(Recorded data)
§
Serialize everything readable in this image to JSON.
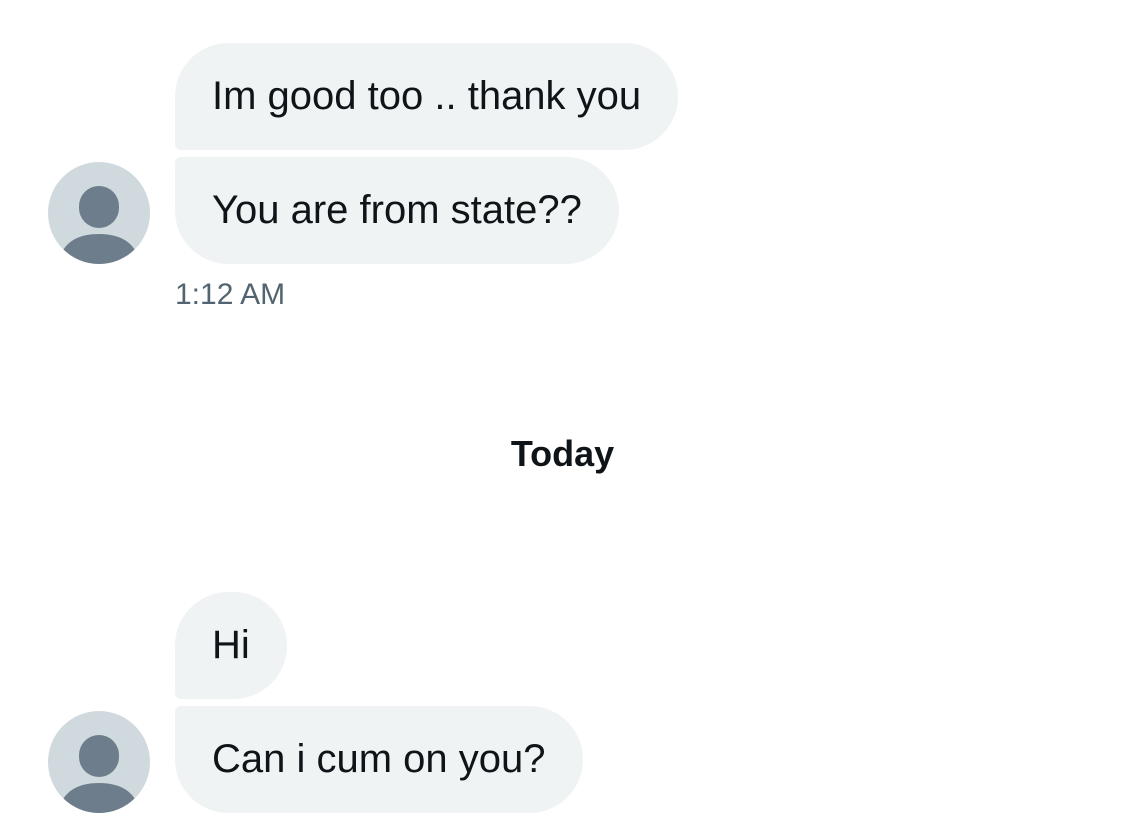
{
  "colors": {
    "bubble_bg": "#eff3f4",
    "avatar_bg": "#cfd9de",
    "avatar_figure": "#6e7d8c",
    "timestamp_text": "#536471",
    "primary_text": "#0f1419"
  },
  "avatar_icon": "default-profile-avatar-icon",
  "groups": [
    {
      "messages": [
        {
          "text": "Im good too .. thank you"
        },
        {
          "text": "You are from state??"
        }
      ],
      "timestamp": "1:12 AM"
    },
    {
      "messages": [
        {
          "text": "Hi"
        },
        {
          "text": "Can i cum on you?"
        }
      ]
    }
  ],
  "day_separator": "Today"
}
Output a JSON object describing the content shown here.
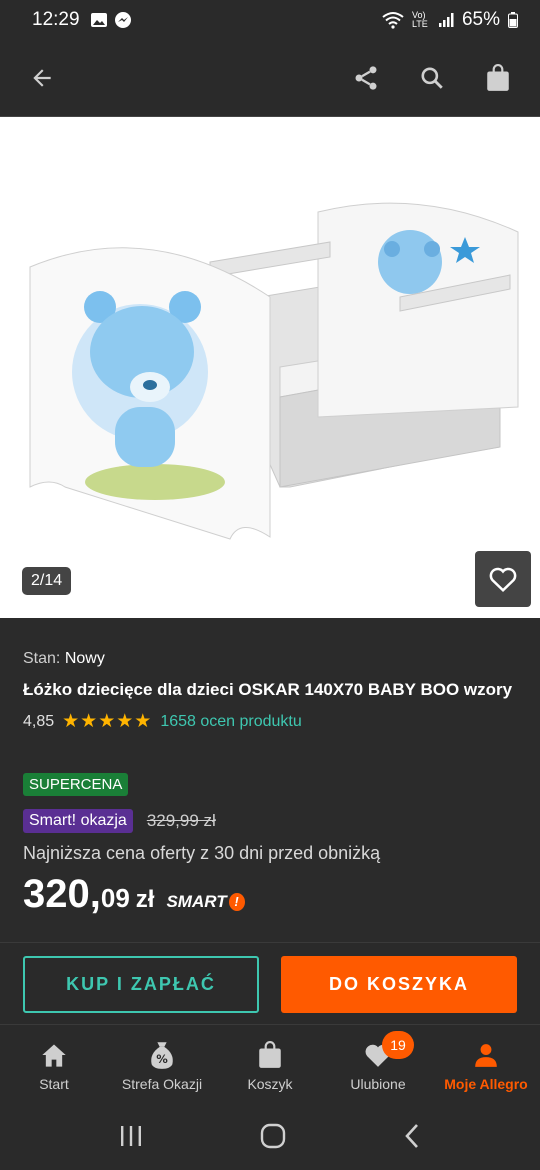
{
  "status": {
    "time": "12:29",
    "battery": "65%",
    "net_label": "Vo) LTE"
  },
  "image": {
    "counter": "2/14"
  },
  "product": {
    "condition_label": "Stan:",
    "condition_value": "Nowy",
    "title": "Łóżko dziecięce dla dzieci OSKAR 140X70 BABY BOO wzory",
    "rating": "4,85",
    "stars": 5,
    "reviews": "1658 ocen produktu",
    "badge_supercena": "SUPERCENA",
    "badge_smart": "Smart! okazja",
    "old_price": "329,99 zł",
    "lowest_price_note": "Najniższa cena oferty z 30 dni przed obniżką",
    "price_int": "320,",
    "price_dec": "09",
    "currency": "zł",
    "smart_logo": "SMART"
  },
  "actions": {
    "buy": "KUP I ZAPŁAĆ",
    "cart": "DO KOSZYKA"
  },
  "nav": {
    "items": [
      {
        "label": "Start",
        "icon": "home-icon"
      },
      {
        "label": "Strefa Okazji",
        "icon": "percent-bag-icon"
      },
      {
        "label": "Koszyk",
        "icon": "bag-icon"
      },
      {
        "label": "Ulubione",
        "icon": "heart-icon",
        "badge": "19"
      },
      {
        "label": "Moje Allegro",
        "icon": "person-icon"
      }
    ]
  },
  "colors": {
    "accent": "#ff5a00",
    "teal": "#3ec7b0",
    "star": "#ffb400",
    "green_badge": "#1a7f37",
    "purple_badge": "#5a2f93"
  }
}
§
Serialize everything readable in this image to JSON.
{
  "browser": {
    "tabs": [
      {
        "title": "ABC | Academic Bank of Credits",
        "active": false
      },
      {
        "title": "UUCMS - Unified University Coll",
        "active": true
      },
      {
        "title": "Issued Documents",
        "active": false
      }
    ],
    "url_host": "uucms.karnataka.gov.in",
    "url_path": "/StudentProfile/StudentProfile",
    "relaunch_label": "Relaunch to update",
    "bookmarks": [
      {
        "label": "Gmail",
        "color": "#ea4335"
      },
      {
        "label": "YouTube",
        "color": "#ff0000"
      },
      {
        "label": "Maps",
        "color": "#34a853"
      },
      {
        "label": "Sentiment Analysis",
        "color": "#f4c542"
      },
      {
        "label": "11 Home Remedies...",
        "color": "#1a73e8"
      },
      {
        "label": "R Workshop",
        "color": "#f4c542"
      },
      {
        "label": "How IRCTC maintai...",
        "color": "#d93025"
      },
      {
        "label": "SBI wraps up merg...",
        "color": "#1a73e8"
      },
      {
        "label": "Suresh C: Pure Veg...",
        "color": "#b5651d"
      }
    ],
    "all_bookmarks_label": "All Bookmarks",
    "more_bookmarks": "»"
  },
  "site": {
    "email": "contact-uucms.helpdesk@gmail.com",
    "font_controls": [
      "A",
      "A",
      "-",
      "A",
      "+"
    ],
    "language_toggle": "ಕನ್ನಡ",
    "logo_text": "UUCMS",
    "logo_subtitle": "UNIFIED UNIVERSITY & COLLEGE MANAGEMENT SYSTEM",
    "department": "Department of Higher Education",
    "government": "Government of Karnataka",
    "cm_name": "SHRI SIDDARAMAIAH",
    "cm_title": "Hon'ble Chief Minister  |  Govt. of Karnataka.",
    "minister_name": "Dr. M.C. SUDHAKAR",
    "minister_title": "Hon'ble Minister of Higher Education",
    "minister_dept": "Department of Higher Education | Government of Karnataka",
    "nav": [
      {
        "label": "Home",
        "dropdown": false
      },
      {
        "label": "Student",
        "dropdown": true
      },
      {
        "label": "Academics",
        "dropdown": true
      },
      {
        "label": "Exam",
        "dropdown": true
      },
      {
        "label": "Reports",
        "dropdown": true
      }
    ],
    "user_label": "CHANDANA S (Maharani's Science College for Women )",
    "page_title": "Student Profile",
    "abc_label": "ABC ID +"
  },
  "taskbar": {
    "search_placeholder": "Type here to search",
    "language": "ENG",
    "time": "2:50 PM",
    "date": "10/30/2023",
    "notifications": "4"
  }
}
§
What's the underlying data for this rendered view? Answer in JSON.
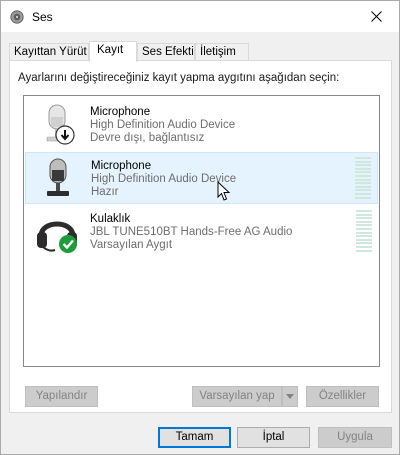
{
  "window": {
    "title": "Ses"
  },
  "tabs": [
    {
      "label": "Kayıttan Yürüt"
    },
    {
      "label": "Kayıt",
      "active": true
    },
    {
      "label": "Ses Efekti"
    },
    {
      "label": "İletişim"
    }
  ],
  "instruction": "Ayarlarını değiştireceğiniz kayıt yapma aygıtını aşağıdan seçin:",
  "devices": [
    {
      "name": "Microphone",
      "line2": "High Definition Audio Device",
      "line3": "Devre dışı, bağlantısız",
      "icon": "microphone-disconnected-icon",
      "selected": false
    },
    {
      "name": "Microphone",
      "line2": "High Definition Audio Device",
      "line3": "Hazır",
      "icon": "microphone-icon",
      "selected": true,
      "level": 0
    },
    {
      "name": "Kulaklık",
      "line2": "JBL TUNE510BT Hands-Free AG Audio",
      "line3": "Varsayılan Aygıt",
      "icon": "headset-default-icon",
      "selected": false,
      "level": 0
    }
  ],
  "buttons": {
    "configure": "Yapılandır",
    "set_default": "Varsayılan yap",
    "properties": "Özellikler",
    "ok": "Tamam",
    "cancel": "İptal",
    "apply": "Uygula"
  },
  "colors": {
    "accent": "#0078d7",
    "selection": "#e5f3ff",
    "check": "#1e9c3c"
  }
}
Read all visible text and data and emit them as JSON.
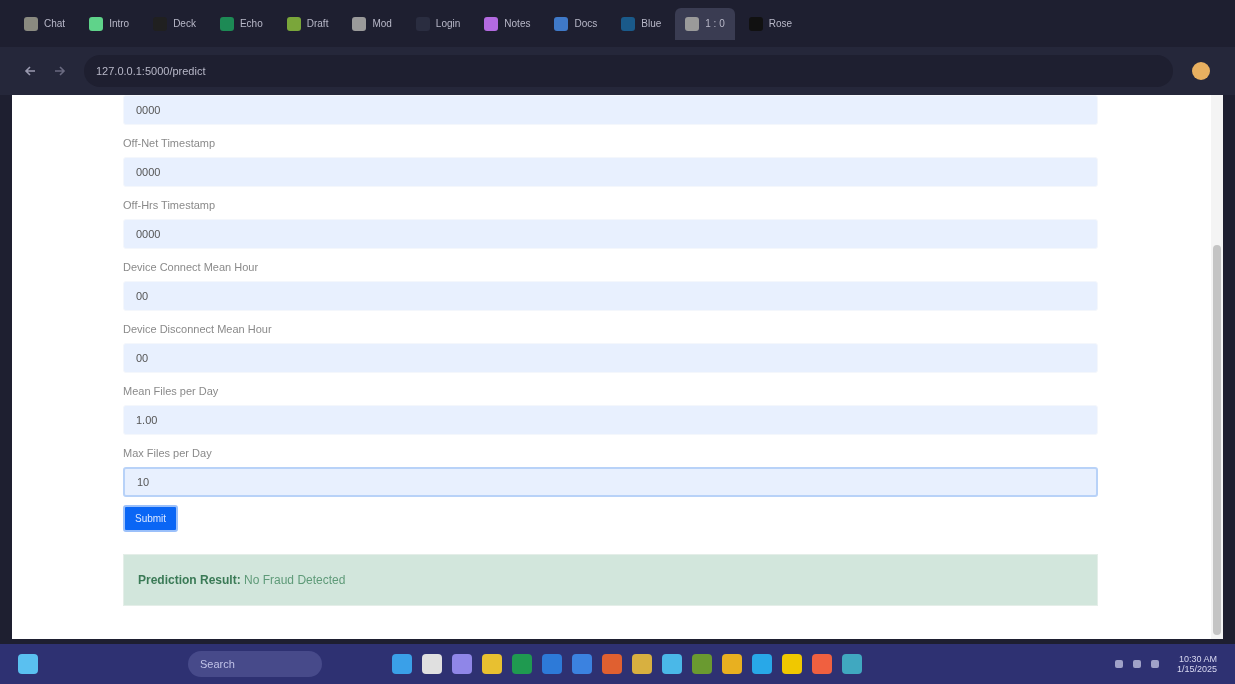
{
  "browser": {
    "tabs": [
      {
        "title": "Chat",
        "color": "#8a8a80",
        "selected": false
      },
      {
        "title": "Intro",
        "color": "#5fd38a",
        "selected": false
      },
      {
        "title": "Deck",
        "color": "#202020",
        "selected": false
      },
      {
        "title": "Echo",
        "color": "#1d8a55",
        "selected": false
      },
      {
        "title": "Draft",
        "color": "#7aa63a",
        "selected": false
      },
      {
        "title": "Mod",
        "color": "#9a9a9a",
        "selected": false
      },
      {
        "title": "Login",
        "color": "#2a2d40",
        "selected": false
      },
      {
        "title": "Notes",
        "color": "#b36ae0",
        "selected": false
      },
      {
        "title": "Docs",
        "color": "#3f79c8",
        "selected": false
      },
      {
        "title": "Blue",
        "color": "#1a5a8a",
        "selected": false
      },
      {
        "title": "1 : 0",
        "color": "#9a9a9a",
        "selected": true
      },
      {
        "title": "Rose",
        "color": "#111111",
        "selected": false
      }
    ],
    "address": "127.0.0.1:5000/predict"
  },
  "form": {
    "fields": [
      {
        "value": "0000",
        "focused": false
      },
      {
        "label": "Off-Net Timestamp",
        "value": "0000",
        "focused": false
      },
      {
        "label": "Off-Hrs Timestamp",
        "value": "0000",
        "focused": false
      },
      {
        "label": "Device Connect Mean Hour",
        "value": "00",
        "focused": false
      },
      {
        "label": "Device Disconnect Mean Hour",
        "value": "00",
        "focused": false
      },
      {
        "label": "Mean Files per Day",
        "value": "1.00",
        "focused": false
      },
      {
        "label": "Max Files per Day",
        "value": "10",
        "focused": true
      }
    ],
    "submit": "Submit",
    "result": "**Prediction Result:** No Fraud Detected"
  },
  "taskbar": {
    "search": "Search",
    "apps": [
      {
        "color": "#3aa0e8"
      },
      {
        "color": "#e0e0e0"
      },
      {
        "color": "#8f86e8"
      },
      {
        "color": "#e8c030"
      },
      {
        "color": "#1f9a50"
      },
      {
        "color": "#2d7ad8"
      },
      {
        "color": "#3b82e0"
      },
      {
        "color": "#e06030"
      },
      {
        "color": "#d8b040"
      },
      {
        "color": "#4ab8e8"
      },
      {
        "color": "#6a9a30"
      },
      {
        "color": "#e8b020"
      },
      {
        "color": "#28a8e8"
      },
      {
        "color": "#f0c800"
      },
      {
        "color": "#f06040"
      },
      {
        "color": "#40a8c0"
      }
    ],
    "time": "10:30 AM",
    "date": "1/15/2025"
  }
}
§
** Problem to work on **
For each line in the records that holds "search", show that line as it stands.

** Result of the task **
    "search_placeholder": "Type here to search",
    "search": "Search",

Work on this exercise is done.